What Is Oral Sedation?
Oral sedation is also called “conscious sedation,” because it is not meant to knock you out. Instead, it will just relax you while the dentist works on your teeth. You will still be awake & able to respond to the dentist if they ask you any questions. Patients typically report feeling drowsy, carefree & generally “out of it.” You may have trouble remembering all of your procedure, which some patients find to be a good thing. Our team will monitor your level of sedation as well as your vital signs to ensure your total comfort & safety.
The medications used for oral sedation are called benzodiazepines. Doctors normally prescribe these drugs for anxiety & panic disorders, which makes them very useful for patients who experience fear in the dental chair. Before your appointment, we recommend that you refrain from eating anything or drinking any non-clear liquids for at least six hours. Eating shortly before you take the medication may reduce its effectiveness & can cause nausea.
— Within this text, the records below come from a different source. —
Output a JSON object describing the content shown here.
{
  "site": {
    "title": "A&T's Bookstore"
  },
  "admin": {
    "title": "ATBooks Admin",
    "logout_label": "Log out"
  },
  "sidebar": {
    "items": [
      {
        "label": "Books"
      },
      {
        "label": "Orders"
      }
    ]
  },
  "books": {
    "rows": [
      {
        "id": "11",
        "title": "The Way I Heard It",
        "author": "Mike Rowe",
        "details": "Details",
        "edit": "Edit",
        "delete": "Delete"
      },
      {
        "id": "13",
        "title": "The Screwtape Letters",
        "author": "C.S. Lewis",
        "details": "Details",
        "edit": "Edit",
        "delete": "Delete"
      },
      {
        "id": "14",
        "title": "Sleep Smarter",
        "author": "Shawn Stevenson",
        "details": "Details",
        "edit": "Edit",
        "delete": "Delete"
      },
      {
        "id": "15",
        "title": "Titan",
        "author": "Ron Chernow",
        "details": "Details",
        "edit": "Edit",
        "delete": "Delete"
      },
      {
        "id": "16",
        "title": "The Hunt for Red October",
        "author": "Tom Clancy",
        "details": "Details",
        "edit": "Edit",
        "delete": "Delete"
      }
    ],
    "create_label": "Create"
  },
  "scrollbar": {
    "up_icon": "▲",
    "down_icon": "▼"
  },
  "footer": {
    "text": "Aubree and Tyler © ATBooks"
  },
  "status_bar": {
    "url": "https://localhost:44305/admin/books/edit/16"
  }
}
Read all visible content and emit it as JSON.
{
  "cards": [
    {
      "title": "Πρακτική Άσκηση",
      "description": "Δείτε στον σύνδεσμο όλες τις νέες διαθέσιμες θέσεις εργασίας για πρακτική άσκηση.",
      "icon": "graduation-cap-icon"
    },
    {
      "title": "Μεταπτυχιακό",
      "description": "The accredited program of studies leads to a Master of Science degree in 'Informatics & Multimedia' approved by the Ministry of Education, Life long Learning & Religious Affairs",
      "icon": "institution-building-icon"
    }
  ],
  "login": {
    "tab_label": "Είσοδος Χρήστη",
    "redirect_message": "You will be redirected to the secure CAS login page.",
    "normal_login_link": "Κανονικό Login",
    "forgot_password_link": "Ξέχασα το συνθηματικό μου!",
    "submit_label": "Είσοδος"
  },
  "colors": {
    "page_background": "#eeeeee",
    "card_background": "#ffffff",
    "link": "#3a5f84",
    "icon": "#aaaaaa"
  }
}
At our practice, we are dedicated to maximizing your comfort & eliminating your worries so you can get the treatment you need without any hassle.
Patients who feel uncomfortable about their dental treatment can choose to receive oral sedation. This involves taking an anti-anxiety pill about an hour before your dental appointment begins. If you need extensive work done or have not been to a dentist in awhile, this may be a good option.
Once your treatment is finished, you will not be able to drive home. Benzodiazepines inhibit your judgment & coordination much like alcohol, so you will need someone to drive you to & from your appointment. It is normal to feel groggy & tired once the medication begins to wear off. You should refrain from driving or operating heavy machinery for at least 24 hours after receiving oral sedation.
Anxious, fearful or uncooperative children can also be given oral sedation. In addition to reducing your child’s discomfort, sedation can help establish a positive association with dental care. Children who receive oral sedation should be monitored for the rest of the day after their appointment & should refrain from participating in any physical activities such as sports.
Benzodiazepines may negatively interact with other medications. Be sure to let us know in advance about any prescriptions, over-the-counter products or dietary supplements you are taking. You must also avoid consuming alcohol before & after you receive oral sedation, because the combined sedative effects can be very dangerous.
Women who are nursing or pregnant should not receive oral sedation. Patients with heart, lung or liver diseases should consult with their dentist or primary care doctor before undergoing oral sedation.